In a televised interview, Raffarin clearly was enjoying the new powers of the French Senate, in which he played a key role winning in 2008, as he criticized the text approved by the Assembly as "too complex and not quite clear."
"We are not here to lie down to any text sent over from the Assembly," he said. "This is not a revolution, but it is showing something of a rebellious spirit," he said.
Despite its fast-track status, a prolonged stay in the Assembly and a detailed study ahead of debate in the Senate has given physicians an opportunity to gather their strength.
Angry that their counterproposals were not taken into consideration, the heads of the medical committees for France's leading hospitals in a press conference greeted the passage of the Bachelot law by the Assembly with a threat to quit their posts and suspend participation in hospital planning.
"Contrary to what is being said, the law is not going to expand the role of doctors in the operations of the hospital," said Alain Dest e, a neurologist with the Centre Hopitali re Universitaire (CHU) de Lille and president of the Conference of Presidents of the Medical Committees (CME; commission m dicale d' tablissement) for the CHUs.
Given a weak role in the selection of the super CEO, the CME presidents protest that they will be absent from planning objectives and budget with the head of the regional authorities, as well as cut out of internal contracting discussions that are vital to "spell out and sustain the medical orientation" of the hospital.

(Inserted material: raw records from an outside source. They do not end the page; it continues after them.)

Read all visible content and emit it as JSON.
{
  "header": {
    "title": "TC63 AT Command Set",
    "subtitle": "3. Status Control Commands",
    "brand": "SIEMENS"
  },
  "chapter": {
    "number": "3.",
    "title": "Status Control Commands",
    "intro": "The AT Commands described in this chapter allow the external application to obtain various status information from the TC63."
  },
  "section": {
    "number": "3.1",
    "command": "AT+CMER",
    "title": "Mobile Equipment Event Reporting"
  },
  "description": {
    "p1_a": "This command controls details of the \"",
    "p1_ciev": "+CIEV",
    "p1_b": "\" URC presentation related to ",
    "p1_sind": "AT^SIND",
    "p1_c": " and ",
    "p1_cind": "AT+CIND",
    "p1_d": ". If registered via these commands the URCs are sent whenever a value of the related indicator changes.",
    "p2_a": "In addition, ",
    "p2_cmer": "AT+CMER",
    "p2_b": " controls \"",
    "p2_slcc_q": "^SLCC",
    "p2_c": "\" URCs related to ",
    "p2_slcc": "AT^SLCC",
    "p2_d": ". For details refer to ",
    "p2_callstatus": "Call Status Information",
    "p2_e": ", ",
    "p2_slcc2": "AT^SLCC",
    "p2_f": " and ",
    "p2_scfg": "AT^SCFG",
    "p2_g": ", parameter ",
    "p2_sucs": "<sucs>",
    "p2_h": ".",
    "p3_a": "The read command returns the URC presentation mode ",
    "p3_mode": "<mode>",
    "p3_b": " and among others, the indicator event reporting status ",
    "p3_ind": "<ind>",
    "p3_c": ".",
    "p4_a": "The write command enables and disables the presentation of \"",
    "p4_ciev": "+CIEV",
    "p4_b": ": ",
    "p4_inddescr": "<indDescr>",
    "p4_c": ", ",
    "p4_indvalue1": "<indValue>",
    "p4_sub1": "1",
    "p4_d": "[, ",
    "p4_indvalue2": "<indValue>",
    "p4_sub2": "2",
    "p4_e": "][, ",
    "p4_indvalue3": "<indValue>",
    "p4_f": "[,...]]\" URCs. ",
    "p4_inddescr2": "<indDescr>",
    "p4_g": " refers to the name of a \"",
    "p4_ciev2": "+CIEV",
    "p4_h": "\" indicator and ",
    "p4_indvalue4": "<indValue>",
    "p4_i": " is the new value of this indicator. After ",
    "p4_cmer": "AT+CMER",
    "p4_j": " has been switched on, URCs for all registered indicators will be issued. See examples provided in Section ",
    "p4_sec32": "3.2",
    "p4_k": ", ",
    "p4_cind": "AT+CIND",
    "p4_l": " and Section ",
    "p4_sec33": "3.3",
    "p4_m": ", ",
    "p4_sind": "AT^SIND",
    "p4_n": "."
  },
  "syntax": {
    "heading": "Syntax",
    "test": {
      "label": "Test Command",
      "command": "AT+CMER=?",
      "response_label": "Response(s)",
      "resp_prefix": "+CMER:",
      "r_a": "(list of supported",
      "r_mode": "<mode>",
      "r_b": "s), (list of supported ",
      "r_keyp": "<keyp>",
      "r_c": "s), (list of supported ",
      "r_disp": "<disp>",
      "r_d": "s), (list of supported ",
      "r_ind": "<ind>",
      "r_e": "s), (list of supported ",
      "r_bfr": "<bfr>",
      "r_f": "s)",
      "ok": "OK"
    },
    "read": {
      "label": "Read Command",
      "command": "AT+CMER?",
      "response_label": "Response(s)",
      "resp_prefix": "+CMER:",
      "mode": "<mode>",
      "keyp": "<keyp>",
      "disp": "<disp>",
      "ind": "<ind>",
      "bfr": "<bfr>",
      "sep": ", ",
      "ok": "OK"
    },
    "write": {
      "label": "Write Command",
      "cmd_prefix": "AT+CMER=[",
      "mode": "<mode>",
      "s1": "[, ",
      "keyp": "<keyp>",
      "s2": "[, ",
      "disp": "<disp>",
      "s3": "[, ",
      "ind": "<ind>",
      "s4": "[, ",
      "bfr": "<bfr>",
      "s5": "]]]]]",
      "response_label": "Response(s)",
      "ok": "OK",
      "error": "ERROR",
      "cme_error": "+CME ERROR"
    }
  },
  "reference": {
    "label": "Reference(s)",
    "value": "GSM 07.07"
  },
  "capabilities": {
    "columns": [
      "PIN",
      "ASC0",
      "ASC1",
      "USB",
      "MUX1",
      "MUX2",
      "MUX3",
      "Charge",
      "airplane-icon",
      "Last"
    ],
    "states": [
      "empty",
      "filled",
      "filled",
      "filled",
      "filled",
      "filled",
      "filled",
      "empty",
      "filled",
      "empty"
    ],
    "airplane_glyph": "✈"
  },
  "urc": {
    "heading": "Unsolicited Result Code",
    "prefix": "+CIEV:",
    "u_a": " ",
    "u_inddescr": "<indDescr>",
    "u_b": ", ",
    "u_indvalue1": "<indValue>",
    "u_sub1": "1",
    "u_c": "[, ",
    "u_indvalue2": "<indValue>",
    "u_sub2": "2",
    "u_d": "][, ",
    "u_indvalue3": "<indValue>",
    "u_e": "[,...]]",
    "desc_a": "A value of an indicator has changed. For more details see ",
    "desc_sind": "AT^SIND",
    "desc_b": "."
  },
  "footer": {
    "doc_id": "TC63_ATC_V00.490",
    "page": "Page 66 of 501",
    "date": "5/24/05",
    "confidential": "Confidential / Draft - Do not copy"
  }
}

The CME opposition was followed by another hostile reaction from 25 prominent physicians affiliated with French university hospitals,who jointly published a position papers asking the Senate to completely revise the text approved by the Assembly, and then joined the planned street demonstration on April 28.
At the same moment, the association of French hospital directors wrote to Sarkozy, sending the letter to the French press as well, asking him to resist such changes that would "empty all sense" in the reform law.
The hospital directors said in their letter that any change in the HPST text that limits their ability to be the ultimate decision-maker by forcing co-decisions or the imposition of doctors opinions on any final decision would only lead back to the current state of affairs and thwart the ability of the super-CEO proposed in the Bachelot law to wrestle with the budget deficit.
Meanwhile, the French Hospital Federation (FHF) has fallen into line with the government, with Executive Director G rard Vincent saying, "There needs to be an orchestra leader, someone who can make decisions, and that is what is missing today."
Vincent said FHF favors this spirit in the reform law and supports the creation of regional health authorities, saying the challenge today is to "free up the energies in the departments so that a real wind of change will bring change to the current range of healthcare services and respond to the expectations of both medical professionals and patients."
Guillaume Sublet, head of economic intelligence and regulatory affairs with Nextep Consulting & Health Economics (Paris), predicts that despite the rebellious bravado of former Prime Minister Raffarin, the French Senate will ultimately have to vote with Sarkozy's position in mind.
"The president was very clear," said Sublet, who manages an online forum of interviews with leading players in the debate over the hospital reform.
"Medical practitioners may win some points about their importance," he said, "but we can expect that just as in the National Assembly, the core text will pass without significant modification and French hospitals will walk the president's line with a hospital chief executive leading a management inspired by the private enterprise model."